By Ralphine Major
It is often referred to as the “Chapel,” though most folks in the community know it as Clapp’s Chapel United Methodist Church. Nestled among large cedar trees, it is a landmark located along a bend on Emory Road in Corryton. Driving out Clapp’s Chapel Road, I can see the church cemetery at the back of the rural church. The church is in an area steeped rich in history and has a fascinating history of its own.
Clapp’s Chapel is just up the road from the original log home of Nicholas Gibbs, for whom Gibbs Community is named, and is only a short distance from historic Harbison’s Crossroads. I wondered when the church was founded and how it got its name. A document from the church archives answered both questions.
“The exact date of founding of the church is unknown, but the oldest available record is a receipt dated November 23, 1812, signed by John ell Campbell to David Adair for $5.00, part of his subscription to the brick church.” It definitely is one of the oldest churches in the Gibbs Community. “The property on which the church now stands was deeded to the Methodist Church in 1850 by Solomon Clapp.” This information was published in 1950-51 when Rev. William H. Porter, Jr., was pastor.
Perry McGinnis, who has appeared in my column as I chronicle his journey on the way to becoming a dentist, shared some fond memories of Clapp’s Chapel. “Bill Finchum and I joined the Chapel together in 1946,” Perry said. (Finchum passed away shortly after I met him at the Gibbs 100th Anniversary this year.) Perry continued, “I remember the old church building so well. One Sunday morning, Pastor W. H. Leming (our preacher from 1947-1950 as a circuit minister for several churches) was delivering his sermon; and, in the back of the sanctuary, a youngster dropped several marbles on the floor. The floors were wood and slanted toward the pulpit. The marbles rolled all the way to the front, interrupting the sermon, and finally stopping at the altar. Pastor Leming hesitated until the noisy marbles came to a stop and calmly said, ‘you forgot to say slips, sonny.’” Pastor Leming was the last circuit preacher for the Chapel. On Rev. Leming’s four church circuit were the Chapel, Corinth, Mays Chapel, and Corryton. The Corryton church must be Rutherford, though it may not have been known by that name when on the circuit. Rev. William H. Porter, Jr. (1951-52) became the first full-time pastor following the circuit preacher.

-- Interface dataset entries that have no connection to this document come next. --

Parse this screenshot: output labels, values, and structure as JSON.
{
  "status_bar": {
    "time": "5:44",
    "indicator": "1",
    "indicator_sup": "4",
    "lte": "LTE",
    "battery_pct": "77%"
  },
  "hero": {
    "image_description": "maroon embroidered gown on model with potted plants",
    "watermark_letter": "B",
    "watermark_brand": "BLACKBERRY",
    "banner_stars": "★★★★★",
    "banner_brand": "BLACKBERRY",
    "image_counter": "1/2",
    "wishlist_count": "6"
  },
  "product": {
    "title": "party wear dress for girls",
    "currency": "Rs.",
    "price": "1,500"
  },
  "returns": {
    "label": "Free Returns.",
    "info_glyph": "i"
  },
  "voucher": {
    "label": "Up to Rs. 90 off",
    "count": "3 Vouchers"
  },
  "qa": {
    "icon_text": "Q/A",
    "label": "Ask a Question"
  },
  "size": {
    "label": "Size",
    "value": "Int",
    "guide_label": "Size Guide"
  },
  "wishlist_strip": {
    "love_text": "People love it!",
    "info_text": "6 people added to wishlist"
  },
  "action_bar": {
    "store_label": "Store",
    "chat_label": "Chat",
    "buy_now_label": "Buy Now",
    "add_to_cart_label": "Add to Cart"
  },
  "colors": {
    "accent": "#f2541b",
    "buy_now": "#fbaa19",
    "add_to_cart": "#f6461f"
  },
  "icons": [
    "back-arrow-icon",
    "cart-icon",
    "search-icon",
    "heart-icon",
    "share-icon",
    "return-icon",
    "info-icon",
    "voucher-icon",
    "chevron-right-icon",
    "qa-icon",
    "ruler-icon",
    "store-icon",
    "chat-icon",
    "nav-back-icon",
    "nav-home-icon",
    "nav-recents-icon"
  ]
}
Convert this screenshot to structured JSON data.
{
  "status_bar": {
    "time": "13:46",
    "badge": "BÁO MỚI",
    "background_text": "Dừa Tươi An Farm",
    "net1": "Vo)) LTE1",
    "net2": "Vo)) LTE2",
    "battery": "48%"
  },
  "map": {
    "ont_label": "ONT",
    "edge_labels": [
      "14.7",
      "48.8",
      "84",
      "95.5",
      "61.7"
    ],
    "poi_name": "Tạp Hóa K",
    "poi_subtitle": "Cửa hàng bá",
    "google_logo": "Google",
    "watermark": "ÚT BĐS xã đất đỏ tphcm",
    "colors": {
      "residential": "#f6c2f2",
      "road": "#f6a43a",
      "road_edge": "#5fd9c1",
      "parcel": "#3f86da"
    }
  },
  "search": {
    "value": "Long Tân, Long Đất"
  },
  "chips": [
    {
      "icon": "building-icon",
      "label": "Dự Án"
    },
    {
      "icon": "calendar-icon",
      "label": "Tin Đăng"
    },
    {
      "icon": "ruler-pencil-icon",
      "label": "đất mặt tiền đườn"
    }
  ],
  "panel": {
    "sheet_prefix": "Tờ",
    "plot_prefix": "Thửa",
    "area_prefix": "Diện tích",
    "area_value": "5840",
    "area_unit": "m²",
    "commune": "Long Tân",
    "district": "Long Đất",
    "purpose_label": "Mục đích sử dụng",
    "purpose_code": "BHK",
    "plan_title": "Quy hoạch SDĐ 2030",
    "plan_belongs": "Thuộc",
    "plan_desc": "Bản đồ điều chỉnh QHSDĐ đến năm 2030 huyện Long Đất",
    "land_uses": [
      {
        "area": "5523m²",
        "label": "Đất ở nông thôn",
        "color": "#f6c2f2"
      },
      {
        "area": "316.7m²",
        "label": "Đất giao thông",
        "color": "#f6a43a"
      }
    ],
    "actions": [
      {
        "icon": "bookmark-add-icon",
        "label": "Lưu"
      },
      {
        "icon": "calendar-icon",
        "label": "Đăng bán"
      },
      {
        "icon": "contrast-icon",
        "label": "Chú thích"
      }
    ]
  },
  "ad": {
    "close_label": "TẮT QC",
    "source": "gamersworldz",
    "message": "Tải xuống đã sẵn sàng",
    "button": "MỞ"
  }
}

In a recent conversation with Dave Wright, Knox County Commissioner, Dave told me about the new leadership at Clapp’s Chapel today. A future second part to the Clapp’s Chapel story will share about the church’s new pastor and choir director and their common link.